Department of Theoretical Biology, University of Vienna
Friday Morning, 301D
Phenotypic variation is a central quantitative concept in evolutionary biology and ecology. Since phenotypic variation results from variation in developmental processes, it is also key to any connection between developmental and evolutionary biology. It is relatively simple to measures the variance of a single phenotypic trait, but a biologically meaningful quantification of phenotypic variation for multiple traits is surprisingly difficult. I suggest one criterion (affine invariance) for biological meaningfulness and demonstrate quantifications of phenotypic variation that fulfill this criterion. I apply these statistics to study phenotypic variation in postnatal cranial development of humans. Variation of cranial shape decreases until about 7 years of age and increases again thereafter. Decreasing variance results from developmental canalization, i.e., targeted growth compensating environmental perturbations of development. Interestingly, not all cranial shape features are equally canalized. For example, the size of the face relative to the cranial base is highly canalized, whereas the overall length relative to the height of the cranium does not appear to be canalized throughout postnatal development.
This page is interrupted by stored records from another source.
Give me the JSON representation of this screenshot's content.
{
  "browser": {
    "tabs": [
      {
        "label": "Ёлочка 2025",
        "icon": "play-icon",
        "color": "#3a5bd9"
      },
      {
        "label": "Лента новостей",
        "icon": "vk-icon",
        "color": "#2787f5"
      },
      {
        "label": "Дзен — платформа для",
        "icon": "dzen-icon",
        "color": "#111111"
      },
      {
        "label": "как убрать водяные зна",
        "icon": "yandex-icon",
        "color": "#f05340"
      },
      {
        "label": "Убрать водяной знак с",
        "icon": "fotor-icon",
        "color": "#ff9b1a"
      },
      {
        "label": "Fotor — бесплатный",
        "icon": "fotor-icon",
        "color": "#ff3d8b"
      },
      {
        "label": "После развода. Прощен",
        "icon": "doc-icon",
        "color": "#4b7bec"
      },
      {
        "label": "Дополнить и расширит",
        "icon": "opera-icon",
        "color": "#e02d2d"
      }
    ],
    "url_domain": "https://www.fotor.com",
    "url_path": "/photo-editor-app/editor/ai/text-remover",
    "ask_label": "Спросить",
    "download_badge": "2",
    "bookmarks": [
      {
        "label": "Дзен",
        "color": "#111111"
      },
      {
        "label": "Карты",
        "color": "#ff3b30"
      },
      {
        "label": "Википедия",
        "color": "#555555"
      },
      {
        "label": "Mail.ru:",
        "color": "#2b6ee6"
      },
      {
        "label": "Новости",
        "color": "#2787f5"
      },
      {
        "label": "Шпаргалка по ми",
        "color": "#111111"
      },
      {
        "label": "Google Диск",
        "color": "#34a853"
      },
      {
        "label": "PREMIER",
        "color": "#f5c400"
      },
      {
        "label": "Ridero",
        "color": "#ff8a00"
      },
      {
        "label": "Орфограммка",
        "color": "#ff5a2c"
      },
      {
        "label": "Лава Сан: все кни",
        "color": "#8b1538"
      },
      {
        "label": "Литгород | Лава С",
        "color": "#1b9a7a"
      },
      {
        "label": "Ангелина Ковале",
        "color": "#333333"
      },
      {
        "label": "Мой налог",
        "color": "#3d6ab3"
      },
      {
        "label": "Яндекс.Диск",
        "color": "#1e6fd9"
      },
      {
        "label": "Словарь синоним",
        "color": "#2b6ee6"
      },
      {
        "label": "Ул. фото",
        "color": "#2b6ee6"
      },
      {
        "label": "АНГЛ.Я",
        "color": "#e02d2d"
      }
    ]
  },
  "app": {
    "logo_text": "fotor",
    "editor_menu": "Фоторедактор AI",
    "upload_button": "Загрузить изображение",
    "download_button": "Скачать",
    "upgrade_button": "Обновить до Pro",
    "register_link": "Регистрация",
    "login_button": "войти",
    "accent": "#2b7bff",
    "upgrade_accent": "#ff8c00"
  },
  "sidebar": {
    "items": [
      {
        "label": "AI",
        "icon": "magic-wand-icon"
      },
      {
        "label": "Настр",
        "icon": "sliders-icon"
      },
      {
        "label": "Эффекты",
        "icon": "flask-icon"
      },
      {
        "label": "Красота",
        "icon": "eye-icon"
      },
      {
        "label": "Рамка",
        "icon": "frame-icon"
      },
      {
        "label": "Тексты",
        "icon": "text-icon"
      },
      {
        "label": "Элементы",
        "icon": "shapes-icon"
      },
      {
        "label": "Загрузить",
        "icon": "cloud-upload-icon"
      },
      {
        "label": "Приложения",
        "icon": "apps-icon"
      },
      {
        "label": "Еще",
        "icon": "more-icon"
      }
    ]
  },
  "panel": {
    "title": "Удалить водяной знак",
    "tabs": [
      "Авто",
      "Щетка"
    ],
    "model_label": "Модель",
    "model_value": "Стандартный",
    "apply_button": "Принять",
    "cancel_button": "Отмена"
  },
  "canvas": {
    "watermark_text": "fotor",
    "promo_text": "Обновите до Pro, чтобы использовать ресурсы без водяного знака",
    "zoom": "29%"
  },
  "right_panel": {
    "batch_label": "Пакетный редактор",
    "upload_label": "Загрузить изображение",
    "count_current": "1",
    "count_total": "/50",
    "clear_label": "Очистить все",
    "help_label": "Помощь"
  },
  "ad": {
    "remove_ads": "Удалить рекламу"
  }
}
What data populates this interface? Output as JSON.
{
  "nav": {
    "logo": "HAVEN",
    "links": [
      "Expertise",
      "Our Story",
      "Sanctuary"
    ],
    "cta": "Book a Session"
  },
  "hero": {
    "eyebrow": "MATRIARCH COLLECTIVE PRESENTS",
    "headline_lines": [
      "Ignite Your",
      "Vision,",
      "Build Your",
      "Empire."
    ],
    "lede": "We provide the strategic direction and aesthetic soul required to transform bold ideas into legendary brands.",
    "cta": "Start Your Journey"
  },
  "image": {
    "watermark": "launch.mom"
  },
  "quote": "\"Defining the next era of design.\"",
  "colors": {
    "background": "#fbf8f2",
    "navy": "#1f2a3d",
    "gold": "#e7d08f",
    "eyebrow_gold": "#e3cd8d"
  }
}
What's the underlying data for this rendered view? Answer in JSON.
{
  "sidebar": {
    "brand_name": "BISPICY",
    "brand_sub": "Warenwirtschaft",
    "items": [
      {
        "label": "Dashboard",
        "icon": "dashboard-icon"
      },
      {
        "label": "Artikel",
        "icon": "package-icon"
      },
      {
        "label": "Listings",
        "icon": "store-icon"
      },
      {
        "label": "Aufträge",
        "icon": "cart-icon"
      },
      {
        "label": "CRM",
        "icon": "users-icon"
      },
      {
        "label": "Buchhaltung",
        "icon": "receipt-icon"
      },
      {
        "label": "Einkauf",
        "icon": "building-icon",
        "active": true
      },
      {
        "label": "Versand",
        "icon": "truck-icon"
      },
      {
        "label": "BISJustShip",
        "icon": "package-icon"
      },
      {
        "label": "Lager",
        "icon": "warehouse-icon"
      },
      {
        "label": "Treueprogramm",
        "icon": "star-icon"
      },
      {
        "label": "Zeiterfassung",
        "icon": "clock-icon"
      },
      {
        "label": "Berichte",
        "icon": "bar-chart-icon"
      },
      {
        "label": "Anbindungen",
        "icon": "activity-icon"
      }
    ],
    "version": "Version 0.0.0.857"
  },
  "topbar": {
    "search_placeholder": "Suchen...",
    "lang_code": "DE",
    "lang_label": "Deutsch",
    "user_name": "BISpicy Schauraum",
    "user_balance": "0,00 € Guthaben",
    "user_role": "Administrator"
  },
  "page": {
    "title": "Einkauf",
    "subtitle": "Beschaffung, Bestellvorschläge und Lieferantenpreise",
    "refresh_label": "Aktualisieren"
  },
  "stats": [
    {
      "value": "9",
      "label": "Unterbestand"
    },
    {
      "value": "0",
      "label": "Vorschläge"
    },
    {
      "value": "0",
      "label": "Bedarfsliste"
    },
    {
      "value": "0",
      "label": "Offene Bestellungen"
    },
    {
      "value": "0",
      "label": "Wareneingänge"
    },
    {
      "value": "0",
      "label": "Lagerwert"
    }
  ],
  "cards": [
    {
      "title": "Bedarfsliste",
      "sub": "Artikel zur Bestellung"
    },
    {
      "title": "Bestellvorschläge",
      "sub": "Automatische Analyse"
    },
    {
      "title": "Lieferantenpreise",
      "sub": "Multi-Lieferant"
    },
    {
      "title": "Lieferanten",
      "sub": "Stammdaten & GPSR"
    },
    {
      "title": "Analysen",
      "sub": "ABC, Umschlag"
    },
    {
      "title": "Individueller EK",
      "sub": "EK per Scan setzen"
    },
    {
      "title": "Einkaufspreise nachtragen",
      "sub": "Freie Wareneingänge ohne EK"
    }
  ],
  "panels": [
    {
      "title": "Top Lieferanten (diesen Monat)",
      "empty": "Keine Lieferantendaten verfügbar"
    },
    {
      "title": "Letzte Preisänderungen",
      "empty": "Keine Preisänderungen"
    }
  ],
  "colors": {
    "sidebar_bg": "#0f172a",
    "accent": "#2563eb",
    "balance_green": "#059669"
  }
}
These different developmental dynamics likely are important determinants of phenotypic evolution and are also relevant for orthodontic treatment.